The new Apple store at the Americana in Glendale.
Don't rule it out. J.C. Penney Company, which operates numerous* stores in Los Angeles, has hired Ron Johnson away from Apple, where he was credited with being the architect of the Apple Store retail concept. Visitors to, for example, the Glendale Galleria could someday visit Johnson's work for Apple to buy and iPad and then zip over to Penney's to buy...
Well, that's the problem, now isn't it? J.C. Penney now exists in a kind of retail twilight, mixed in with the likes of Macy's, but nowhere near as snazzy as Target (where Johnson used to work) nor as rock-bottom cheap and volume-oriented as Wal-Mart or Costco. It's a department store of old, in recent years forced to rely on a strategy of marking down everything, all the time. This is from Reuters:
Some 72 percent of Penney's $17.8 billion revenue last year came from items discounted at least 50 percent. Johnson said Penney's reliance on discounts may have gotten out of hand. "At some point, you seem desperate," he said.
Discounts will remain at Penney, but in a different form.
Every first and third Friday of the month it will clear out some merchandise by putting blue tags on certain items. The old practice, by contrast, was to throw items into a discount bin with signs proclaiming "70 percent off."
Johnson told a news conference on Wednesday that in the past 10 years, discounts have risen to 60 percent off on average from 38 percent, while the average amount of money that ends up in Penney's cash registers has fallen.

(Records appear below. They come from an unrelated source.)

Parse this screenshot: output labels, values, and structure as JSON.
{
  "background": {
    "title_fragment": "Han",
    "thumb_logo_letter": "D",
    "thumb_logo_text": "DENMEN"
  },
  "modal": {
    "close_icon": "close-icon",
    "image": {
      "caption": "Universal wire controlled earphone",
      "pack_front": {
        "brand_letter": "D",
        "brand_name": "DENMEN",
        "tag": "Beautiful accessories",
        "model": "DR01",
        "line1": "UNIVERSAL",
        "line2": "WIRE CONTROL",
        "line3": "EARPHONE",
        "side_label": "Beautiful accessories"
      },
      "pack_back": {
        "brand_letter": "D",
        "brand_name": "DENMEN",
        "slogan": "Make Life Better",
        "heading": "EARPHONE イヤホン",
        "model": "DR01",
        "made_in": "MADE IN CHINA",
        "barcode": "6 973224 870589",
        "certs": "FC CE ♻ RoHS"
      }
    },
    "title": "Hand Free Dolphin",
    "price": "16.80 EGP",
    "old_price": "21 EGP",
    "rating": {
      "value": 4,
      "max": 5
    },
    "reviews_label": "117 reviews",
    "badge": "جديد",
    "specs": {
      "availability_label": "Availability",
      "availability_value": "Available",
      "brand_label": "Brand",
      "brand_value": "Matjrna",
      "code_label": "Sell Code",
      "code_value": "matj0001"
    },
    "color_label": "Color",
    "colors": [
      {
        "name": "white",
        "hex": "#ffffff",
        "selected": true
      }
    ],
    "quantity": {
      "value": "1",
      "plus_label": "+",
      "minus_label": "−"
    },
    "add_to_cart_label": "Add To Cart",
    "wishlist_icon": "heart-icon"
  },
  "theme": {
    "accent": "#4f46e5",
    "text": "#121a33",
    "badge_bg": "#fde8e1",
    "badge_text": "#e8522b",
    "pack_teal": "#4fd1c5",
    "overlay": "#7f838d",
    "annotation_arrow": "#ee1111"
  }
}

"The customer knows the right price," Johnson said. "To think you can fool a customer is kind of crazy."